N.Korean Drone Snapped Photos of Cheong Wa Dae

A drone that crashed in Paju, Gyeonggi Province, on March 24 hovered above Cheong Wa Dae and took close-range photos of the facility, it was revealed on Wednesday.

Based on several photos the Chosun Ilbo obtained on Wednesday, the drone started taking photos near Paju along a pre-set route. It flew right above Cheong Wa Dae and Gyeongbok Palace at an altitude of 1.3 km.

Analysis of digital information contained in these photos shows that the drone photographed the Cheong Wa Dae compound and its vicinity while flying from northwest over the area.

"The drone is believed to have flown at a speed of about 100 km/h and hovered over Cheong Wa Dae for some 20 seconds," photography experts speculated.

"The drone flew at a constant altitude. The camera's zoom function wasn't used. But the photos don't show if it was possible to remote-control the function," they added.

An aerial shot obtained from the drone that crashed in Paju, Gyeonggi Province on March 24 shows Cheong Wa Dae (in dotted circle) and the surrounding areas. An aerial shot obtained from the drone that crashed in Paju, Gyeonggi Province on March 24 shows Cheong Wa Dae (in dotted circle) and the surrounding areas.

Until recently, military authorities unofficially argued that the drone did not come close to Cheong Wa Dae. But the possibility of the North having worked out reconnaissance and operational plans to reconnoiter Cheong Wa Dae with the drone can no longer be ruled out.

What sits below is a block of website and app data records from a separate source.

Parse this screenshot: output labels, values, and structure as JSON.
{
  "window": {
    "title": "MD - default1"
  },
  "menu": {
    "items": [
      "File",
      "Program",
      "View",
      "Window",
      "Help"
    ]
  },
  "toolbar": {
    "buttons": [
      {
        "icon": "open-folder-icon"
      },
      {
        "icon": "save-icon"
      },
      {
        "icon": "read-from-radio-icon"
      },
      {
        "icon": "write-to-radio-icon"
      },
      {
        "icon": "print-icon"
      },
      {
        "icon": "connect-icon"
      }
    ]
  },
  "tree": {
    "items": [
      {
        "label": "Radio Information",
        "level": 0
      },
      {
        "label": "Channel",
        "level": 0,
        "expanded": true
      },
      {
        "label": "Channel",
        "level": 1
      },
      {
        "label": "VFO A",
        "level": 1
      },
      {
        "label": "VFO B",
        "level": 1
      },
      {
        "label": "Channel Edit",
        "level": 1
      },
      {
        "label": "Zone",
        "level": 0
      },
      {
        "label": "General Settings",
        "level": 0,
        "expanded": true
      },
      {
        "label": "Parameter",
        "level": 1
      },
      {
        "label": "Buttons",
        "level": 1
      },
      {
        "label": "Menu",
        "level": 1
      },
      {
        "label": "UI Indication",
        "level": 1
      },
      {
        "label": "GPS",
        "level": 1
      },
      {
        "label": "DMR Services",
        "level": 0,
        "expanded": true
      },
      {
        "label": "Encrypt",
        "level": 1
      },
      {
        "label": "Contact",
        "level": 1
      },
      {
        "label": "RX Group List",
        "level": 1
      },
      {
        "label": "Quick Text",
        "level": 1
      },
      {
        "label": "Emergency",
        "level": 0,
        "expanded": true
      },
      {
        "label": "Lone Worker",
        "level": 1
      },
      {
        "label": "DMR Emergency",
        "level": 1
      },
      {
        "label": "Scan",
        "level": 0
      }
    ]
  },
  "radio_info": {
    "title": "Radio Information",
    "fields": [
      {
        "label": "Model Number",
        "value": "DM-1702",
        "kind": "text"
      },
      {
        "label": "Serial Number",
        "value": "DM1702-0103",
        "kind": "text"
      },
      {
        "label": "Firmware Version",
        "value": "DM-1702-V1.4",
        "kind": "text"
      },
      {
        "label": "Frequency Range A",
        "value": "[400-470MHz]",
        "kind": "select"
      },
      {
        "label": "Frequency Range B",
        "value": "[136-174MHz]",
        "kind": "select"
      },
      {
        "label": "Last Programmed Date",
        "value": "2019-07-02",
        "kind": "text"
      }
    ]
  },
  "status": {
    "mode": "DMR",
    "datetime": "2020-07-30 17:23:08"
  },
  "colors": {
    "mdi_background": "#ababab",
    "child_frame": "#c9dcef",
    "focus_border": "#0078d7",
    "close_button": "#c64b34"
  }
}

After a full investigation, military and intelligence authorities concluded that the aircraft was a rudimentary-level reconnaissance drone manufactured in the North. "It carried a Japanese-made camera but it seems impossible for the drone to transmit images in real time."

However, some experts claimed the North might have already received the photos through an image-transmission device inside the drone's tail.

The drone could have been turned into an unmanned "suicide" attack aircraft if some modifications were made, military authorities warn. They also found a two-digit number believed to be a serial number on its fuselage, meaning that scores of such drones may have been manufactured.

One of the investigators said, "We found indications that the drone's parachute had been re-folded eight times. It seems highly likely that it had been test-flown, or carried out operations several times."

The Defense Ministry said that the fuselage was made of polycarbonate at least three to four years ago with the aim of avoiding radar detection. "In all probability, North Korea must have sent drones to reconnoiter major military and security installations in South Korea for the last few years," a government official said.

Meanwhile, quoting North Korea experts, U.S. media downplayed the drone as merely a "model airplane fitted with a camera" or more like an "antique."

englishnews@chosun.com / Apr. 03, 2014 12:02 KST